On Monday the National Association of of Intercollegiate Athletics (NAIA) announced a policy that should prevent male athletes from competing in women’s collegiate sports.

The NAIA is a governing body primarily for small colleges and universities. According to its website, the NAIA has 241 member schools — including six schools in Arkansas:

  • Central Baptist College in Conway
  • Williams Baptist University in Walnut Ridge
  • John Brown University in Siloam Springs
  • Philander Smith College in Little Rock
  • Arkansas Baptist College in Little Rock
  • Crowley’s Ridge College in Paragould

The Associated Press reports the NAIA’s new participation policy says all athletes may participate in NAIA-sponsored male sports, but only athletes whose biological sex is female and have not begun taking cross-sex hormones will be allowed to participate in women’s sports. The policy is set to go into effect in August.
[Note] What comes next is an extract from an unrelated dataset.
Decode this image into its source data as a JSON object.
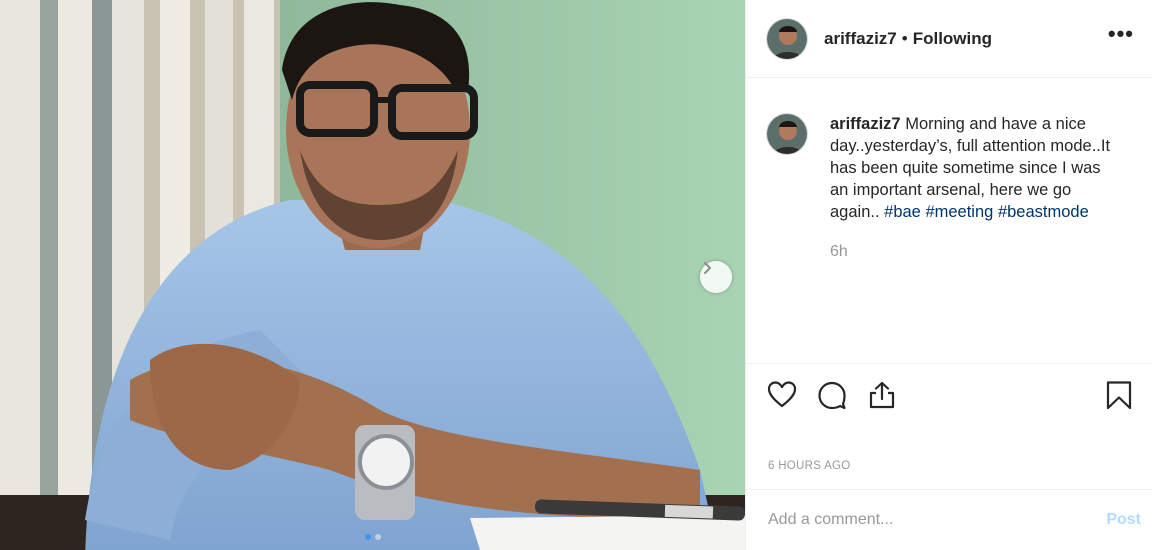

We have written repeatedly about how women’s athletics is at risk of being erased in America.

In particular, female cyclists, swimmerspowerlifterssprinters, and others have seen their sports radically changed by biological males who identify and compete as women.

Letting men compete in women’s sports reverses 50 years of advancements for women, and it hampers girls’ abilities to compete for athletic scholarships.

It hurts their professional opportunities as adults. In some sports, it can even be dangerous.

That’s part of the reason why the North American Grappling Association clarified its competition policy last fall, saying biological males must compete against other men, regardless of their gender identity.

And earlier this year the professional golf league NXXT Golf announced that only biological females would be eligible to participate in the NXXT Women’s Pro Tour.

Many states — including Arkansas — have enacted laws that preserve fairness in women’s sports.

In 2021 Arkansas passed Act 461 by Sen. Missy Irvin (R — Mountain View) and Rep. Sonia Barker (R — Smackover) preventing male student athletes from competing against girls in women’s athletics at school.

This good law protects fairness in women’s sports in Arkansas.

It’s worth point out that public opinion is shifting on this issue, with more Americans agreeing that athletes ought to compete according to their biological sex rather than their gender identity. Laws and policies preserving fairness in women’s sports reflect public opinion on this issue.

It’s good to see America’s colleges taking a stand to preserve fairness in women’s athletics at school.

Articles appearing on this website are written with the aid of Family Council’s researchers and writers.